- _Exercise details_
For every line in the data below that contains "title", copy the line.

- _Study material_
⟨

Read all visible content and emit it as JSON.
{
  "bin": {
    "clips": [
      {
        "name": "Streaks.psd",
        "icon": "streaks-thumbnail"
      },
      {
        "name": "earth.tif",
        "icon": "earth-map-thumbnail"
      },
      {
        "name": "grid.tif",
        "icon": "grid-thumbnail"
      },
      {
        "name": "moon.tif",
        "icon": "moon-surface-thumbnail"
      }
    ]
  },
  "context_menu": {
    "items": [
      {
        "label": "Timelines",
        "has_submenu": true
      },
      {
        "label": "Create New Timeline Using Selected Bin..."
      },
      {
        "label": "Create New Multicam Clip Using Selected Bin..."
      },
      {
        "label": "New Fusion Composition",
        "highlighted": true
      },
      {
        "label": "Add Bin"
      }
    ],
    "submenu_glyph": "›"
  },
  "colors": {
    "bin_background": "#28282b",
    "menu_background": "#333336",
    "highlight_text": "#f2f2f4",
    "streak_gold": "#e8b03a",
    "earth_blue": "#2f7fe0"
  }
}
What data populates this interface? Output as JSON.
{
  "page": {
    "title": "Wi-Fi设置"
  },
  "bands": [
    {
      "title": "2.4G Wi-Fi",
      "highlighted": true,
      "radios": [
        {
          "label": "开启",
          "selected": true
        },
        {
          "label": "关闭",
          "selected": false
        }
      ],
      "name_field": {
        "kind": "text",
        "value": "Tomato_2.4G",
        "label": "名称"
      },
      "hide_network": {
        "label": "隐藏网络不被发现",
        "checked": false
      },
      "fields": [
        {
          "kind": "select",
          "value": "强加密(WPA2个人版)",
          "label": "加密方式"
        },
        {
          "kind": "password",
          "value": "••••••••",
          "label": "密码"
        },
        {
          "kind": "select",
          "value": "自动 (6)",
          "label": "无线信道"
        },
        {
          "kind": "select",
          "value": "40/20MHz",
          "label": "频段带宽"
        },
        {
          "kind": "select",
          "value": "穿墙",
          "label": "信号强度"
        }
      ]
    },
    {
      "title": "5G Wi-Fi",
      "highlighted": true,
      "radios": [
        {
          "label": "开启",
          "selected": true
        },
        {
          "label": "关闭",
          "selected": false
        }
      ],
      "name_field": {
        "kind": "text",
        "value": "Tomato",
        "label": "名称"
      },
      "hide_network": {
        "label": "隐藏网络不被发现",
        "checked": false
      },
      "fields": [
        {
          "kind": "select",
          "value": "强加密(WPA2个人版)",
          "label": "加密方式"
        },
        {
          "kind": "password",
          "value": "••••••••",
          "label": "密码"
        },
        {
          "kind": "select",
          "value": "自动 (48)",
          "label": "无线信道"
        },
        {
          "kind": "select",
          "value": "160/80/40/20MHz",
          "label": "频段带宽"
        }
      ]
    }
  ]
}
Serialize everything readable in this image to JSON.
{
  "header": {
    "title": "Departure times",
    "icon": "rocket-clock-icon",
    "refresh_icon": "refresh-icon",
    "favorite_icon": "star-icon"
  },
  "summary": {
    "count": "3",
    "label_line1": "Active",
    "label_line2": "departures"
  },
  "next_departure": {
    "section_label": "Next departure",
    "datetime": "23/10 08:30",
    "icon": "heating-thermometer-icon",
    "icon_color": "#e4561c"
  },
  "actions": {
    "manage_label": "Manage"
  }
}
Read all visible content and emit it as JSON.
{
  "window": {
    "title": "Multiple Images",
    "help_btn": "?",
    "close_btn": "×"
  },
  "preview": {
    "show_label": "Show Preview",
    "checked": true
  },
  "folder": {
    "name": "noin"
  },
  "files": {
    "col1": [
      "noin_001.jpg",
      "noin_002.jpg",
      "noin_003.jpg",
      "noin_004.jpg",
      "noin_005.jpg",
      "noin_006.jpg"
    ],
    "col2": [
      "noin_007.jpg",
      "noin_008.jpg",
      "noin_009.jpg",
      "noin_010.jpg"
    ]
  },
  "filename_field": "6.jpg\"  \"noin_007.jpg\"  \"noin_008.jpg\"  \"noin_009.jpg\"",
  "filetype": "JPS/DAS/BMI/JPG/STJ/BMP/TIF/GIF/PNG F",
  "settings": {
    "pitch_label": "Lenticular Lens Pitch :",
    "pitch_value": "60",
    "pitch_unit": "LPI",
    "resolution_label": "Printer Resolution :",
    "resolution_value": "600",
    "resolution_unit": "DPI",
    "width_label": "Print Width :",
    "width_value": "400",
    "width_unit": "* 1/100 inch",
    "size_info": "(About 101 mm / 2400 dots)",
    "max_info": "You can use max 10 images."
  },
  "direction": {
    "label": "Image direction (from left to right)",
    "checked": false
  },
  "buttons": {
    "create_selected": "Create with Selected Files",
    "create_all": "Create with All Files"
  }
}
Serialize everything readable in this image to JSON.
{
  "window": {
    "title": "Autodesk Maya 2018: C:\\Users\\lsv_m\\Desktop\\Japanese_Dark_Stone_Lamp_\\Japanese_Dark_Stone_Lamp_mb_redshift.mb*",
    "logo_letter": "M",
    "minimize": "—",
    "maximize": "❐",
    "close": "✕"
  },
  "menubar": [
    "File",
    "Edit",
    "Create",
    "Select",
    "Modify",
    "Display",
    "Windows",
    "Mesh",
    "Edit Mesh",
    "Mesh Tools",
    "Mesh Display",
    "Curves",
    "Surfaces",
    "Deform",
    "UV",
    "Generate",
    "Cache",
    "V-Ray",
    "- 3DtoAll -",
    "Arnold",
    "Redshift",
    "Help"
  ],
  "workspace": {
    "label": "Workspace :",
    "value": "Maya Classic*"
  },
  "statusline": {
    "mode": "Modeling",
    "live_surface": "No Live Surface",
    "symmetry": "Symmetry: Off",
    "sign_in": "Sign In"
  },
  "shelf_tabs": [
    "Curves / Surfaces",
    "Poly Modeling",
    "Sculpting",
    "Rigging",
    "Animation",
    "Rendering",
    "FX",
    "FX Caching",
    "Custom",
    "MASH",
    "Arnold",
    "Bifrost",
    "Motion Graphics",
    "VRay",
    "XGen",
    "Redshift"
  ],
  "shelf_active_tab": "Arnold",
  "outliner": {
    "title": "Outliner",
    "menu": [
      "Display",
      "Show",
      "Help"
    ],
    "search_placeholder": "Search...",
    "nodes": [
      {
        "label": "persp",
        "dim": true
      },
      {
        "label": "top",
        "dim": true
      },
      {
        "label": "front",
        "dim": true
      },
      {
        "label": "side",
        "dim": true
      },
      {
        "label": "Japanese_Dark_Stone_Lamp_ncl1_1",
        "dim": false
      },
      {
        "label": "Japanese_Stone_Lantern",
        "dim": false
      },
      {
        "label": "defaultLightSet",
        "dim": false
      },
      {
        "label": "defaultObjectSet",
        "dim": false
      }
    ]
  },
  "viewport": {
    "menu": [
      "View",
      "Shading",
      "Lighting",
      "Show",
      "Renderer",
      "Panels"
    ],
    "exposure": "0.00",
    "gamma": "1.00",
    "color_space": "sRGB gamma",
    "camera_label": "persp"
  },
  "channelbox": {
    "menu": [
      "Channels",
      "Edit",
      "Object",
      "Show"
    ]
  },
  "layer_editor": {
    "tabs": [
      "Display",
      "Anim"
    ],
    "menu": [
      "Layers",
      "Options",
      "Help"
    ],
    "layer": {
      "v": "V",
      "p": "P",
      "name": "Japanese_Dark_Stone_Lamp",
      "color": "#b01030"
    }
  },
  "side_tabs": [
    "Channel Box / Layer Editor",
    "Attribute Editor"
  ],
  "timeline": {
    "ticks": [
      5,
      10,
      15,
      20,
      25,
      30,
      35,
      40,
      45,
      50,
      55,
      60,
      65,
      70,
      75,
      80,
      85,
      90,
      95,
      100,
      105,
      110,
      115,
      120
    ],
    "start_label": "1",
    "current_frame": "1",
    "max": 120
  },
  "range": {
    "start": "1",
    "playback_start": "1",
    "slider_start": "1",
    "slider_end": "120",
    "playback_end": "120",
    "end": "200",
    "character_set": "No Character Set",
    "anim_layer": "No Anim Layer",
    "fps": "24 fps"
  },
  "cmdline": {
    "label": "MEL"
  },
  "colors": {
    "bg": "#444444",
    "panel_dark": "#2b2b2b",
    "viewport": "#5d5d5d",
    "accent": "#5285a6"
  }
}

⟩

- _Result for this exercise_
    "title": "Wi-Fi设置"
      "title": "2.4G Wi-Fi",
      "title": "5G Wi-Fi",
    "title": "Departure times",
    "title": "Multiple Images",
    "title": "Autodesk Maya 2018: C:\\Users\\lsv_m\\Desktop\\Japanese_Dark_Stone_Lamp_\\Japanese_Dark_Stone_Lamp_mb_redshift.mb*",
    "title": "Outliner",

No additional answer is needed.